Management sees a need to raise capital down the road, and is doing what it's supposed to do. It's taking advantage of a spike in the stock to raise capital at a good price.
Biotech companies raise capital for two reasons -- one bad and one good.
The bad reason is that the company is in danger of running out of money because its research is running behind schedule, or that the existing research direction has turned out to be a dead-end and a total reboot is necessary. Often in this scenario, a company will clearly have gone through a period of hoarding cash by cutting costs in an effort to get to a place in its research where it can show progress sufficient to go back to the market to raise more capital.
The good reason is that the company’s research is proceeding on or ahead of schedule. Biotech research gets more expensive as it moves out of the lab and into the regulatory and marketing phases. Clinical trials large enough to convince the U.S. Food & Drug Administration to approve a drug are expensive -- especially, as in this case, when a new drug has to prove that it produces a better outcome than existing drugs. Moving from trials to marketing is even more expensive.
Oncogenex’s partner, Teva Pharmaceutical Industries (TEVA -0.83%), will pick up the tab for a lot of that effort because it will do most of the marketing for OGX-011 after trials are completed in 2013 and the drug wins approval. But besides the $60 million upfront payment, and $370 million in potential milestone payments (and royalties on sales) that Oncogenex got in its deal with Teva, the company retained the right to co-promote the eventual drug in Canada and the United States.
It looks to me like Oncogenex wants to build a drug company and not just a lab. And the announced offer, painful as it may be at the moment, fits with that scenario. (You might ask, and I do, why did the company raise money Friday, instead of waiting for 2013? My guess is that this is a reaction to the incredible volatility of the last year. The lesson from that is take the money when the taking is good.)
Biotech stocks are volatile and this kind of event comes with the turf, I'm afraid. The short story is that if you liked the stock at $15.71 on March 14, you should like it even more at $13.81 Friday.
Whatever. The one thing that doesn't show up in any "fundamental" analysis of a stock is management credibility. The management of this company just blindsided its shareholders/Street. A week prior they explicitly said that they have adequate cash to last through 2014. A week after that they subsequently do a massive, dilutive deal. This, alone, has destroyed management credibility and will haunt the stock for the rest of the year, at least.

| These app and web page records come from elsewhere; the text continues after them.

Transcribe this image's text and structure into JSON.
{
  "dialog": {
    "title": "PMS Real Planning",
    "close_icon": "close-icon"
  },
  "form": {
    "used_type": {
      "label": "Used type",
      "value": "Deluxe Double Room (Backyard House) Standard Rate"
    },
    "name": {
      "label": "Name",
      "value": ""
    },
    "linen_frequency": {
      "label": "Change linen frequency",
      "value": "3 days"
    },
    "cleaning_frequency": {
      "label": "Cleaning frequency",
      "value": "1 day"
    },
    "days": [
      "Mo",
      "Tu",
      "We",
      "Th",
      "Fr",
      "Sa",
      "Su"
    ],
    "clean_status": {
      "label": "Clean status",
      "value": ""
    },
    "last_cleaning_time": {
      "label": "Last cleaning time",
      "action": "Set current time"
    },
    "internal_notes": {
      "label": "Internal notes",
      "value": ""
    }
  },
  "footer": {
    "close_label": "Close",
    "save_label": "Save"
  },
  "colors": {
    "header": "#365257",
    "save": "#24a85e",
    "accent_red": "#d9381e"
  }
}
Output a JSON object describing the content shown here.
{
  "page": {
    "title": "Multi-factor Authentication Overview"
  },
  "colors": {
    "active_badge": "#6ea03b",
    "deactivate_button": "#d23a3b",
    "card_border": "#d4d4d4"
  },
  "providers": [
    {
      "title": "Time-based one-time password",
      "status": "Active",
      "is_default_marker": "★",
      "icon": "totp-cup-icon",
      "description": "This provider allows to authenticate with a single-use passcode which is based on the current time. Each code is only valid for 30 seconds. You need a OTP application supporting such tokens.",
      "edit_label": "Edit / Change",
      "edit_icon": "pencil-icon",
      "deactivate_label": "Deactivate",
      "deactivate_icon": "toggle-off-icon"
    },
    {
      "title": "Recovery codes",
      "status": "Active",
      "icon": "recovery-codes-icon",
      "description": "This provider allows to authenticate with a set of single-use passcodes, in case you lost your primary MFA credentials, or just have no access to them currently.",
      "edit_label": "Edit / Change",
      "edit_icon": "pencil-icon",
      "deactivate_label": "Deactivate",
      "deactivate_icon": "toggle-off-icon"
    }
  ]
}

re "A week prior they explicitly said that they have adequate cash to last through 2014. A week after that they subsequently do a massive, dilutive deal."
The 2 are not contradictory. They had enough money to get them into 2014 but clearly to put 427 in the best position in terms of trials without a suboptimal partnership they saw an opportunity to jump in here on some strength. A lot of things are happening in terms of 427 in bladder CA with these early complete remissions and with the prostate CA landscape changing rapidly it's best to have the flexibility of that extra cash.
Look, I just got demolished as well, I didn't get in cheap but recently at around $16. But there really is a huge difference in jumping on the opportunity to raise cash that will only enhance shareholder value in the long run and raising cash from a position of weakness because you have to.
As much as I don't like to feel like an idiot and get blindsided I also know why I invested in this and that investment thesis only got stronger with this opportunistic capital raise that should prove to enhance shareholder value. When this offer is out of the way don't be surprised if the stock recovers quickly.